The public option was put forward for two vital reasons - it should amass quite a bit of bargaining power, and more importantly its incentives as a government-run entity would be to lower cost while keeping the population healthy.
Keeping these vital reasons in mind, let's look at why the compromise cannot match up to the public option.

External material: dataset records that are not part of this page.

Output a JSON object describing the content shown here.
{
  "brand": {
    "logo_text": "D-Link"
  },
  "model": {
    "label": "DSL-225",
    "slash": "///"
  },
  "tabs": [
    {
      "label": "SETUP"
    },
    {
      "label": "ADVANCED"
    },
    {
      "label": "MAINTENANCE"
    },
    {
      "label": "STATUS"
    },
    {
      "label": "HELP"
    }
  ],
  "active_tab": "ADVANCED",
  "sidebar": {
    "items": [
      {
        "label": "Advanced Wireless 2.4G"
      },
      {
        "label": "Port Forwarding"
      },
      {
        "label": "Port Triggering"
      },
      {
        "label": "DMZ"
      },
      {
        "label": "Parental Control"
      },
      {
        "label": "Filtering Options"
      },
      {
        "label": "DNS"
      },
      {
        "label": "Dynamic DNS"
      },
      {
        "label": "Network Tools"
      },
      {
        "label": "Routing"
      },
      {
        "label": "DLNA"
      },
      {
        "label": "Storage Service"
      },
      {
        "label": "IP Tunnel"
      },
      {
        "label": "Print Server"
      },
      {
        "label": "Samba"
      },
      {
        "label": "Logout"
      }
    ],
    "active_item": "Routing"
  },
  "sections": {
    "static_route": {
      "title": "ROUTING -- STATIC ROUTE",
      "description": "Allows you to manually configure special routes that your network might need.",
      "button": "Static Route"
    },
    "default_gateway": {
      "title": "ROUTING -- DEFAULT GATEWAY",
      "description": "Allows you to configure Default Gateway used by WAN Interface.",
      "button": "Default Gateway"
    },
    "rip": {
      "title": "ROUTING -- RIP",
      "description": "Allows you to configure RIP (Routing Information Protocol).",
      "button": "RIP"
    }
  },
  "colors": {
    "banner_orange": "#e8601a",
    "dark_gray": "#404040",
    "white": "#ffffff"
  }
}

In terms of the ability to lower prices through negotiations, breaking up the population only reduces the bargaining power. Moreover, breaking up the population by age asks for a death spiral. Many argue that the public option will select for the sickest people without prior access to insurance - I'm no expert but I'm not so sure that this will be the case. Without the age divide, there could be a sizable number of relatively healthy, self-employed enrollees to balance the sicker counterparts. Keep in mind that there are the uninsured, and then the under-insured. The uninsured are probably sick, but the under-insured could look very much like the self-employed Mary and Mack Kroner - they are not super sick, they have been able to afford some necessary preventive care, if only barely. The uninsured and the under-insured, spread across all age groups, could make a nice, balanced risk group with reasonable premiums. We could be pessimistic and even say we don't know - the public option may or may not create the death spiral, but the Senate compromise to break up the age group definitely aggravates the likelihood. A good plan looks to create the biggest, most diverse group of enrollees for better risk-sharing, not breaking it down, especially not by age. This compromise wants to dump the sicker, older population onto Medicare, while leaving the younger, healthier population to non-profit plans, potentially run by friends of some powerful voices in the Senate?
In terms of incentives, keep in mind that non-profit does not equal government-run. The government on paper has the best interest of its people in mind - non-profit can aim to do whatever it wants as long as it does not make profit. The public option will be held accountable, while the smaller, fragmented non-profit plans will probably not be, considering the fact that OPM currently does not regulate the plans it oversees. In terms of costs, the public option does not need to advertise or lobby like smaller non-profit plans, and its scale could dramatically reduce operating costs, which means lower premiums for everyone.
Considering all the hypothetical arguments against the public option, this compromise only accentuates those shortcomings. The details of the compromise are not yet released, but so far it does not seem to pass as a better alternative. The Democrats in the Senate need to get their acts together, and Joe Lieberman just needs to get lost.